Rescuers are scouring through what remains of destroyed homes as part of an intense ground search in southeast Alabama on Monday after a deadly tornado tore through the region, killing least 23 and leaving a number in the "double digits" of people who are missing.
"It looks almost as like someone took a giant knife and just scraped the ground. There are slabs where homes formerly stood," he told reporters. "Whole forested areas, trees are just snapped and lying on the ground."
Jones said the death toll remained at 23 people as of 2 p.m. but may rise as the day goes on. Lee County Coroner Bill Harris said at an afternoon news conference that three children, ages 6, 9, and 10 were among the dead in Sunday's tornado.
"I have not seen this level of destruction ever in my experience here in Lee County," the sheriff said. "We have not had anything of this nature before."
The tornado impacted what the sheriff described as a rural area that had a lot of mobile homes and manufactured-type housing. The twister created a debris field that spread over hundreds of yards, according to Jones, with some debris being thrown a half-mile away.
"In some locations, complete residences are gone," he said.
A group of "well over" 100 rescuers were out Monday morning searching through the storm's path, and Jones expected nearly 200 people will fully be involved as the day goes on. Also assisting are canine teams that are coming from all over Alabama.
"We're just going to focus with all our teams on the ground, specific assigned sectors that these teams are going to," Jones told "America's Newsroom." "A lot of volunteers have come forward. We have the assets in place. It's all about being able to cover the affected area."

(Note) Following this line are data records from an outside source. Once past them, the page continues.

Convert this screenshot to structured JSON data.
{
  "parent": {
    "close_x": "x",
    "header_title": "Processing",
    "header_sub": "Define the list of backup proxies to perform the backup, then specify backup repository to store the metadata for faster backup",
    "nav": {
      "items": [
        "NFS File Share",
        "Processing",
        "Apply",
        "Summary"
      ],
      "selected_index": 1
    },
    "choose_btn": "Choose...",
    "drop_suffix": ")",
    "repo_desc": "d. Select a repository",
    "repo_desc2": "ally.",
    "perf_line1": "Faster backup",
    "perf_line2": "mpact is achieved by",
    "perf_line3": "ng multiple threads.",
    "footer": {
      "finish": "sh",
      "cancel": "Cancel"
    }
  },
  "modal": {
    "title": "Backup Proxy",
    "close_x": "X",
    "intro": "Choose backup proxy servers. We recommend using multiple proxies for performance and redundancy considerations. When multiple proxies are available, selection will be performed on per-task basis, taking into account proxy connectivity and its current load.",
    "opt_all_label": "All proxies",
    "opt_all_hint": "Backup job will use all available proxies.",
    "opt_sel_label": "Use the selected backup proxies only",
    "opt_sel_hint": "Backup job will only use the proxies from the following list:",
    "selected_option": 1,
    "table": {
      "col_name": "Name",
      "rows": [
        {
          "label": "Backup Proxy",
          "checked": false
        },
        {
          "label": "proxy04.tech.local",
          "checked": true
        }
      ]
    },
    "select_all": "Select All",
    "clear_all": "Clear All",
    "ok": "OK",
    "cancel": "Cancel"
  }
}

An untold number of people were also transported to area hospitals with "very serious injuries," according to Jones, who did not have an exact number but told reporters they were being treated for a "range of injuries."
The National Weather Service said that preliminary damage shows a tornado with at least an EF-4 rating caused the destruction in Alabama with winds estimated at 170 mph.
Chris Darden, meteorologist-in-charge at the NWS' Birmingham office said at a news conference it was the deadliest tornado in the United States since the twister that hit Moore, Oklahoma in 2013. The storm had a track of at least 24 miles.
Alabama Gov. Kay Ivey said the tornado ravaged a "tight-knit" community of people.
"We lost children, mothers, fathers, neighbors, and friends," she said.
Scott Fillmer told the Associated Press was at home in the rural community of Beauregard when the storm hit in Lee County.
"I looked out the window and it was nothing but black, but you could hear that freight train noise," Fillmer said.
Another woman told Fox News how she escaped injured.
"So I grabbed my dog and went and got in the closet and I'm sitting there holding the door just in case because it didn't close all the way. And a few minutes later, that's when I could hear all the wind and the house moving," she said.
Describing rescue efforts Sunday night, a local mayor told Fox News: "We had to cut our way in with chainsaws and tractors to get to these people and make sure everyone was okay. We had some elderly people that were trapped in their houses.
"Words cannot describe it. Trailer homes turned upside down, the damage is unbelievable," he added.
In a tweet late Sunday, President Trump said: "To the great people of Alabama and surrounding areas: Please be careful and safe. Tornadoes and storms were truly violent and more could be coming. To the families and friends of the victims, and to the injured, God bless you all!"
The president said Monday that the Federal Emergency Management Agency has been told to give the "A Plus treatment to the Great State of Alabama" in the wake of the deadly storms.
No deaths had been reported Sunday evening from storm-damaged Alabama counties other than Lee County, said Gregory Robinson, spokesman for the Alabama Emergency Management Agency. But he said crews were still surveying damage in several counties in the southwestern part of the state.
Numerous tornado warnings were posted across parts of Alabama, Georgia, Florida and South Carolina on Sunday afternoon as the storm system raced across the region. Weather officials said they confirmed other tornadoes around the region by radar alone and would send teams out Monday to assess those and other storms.
Fox News' Frank Miles and The Associated Press contributed to this report.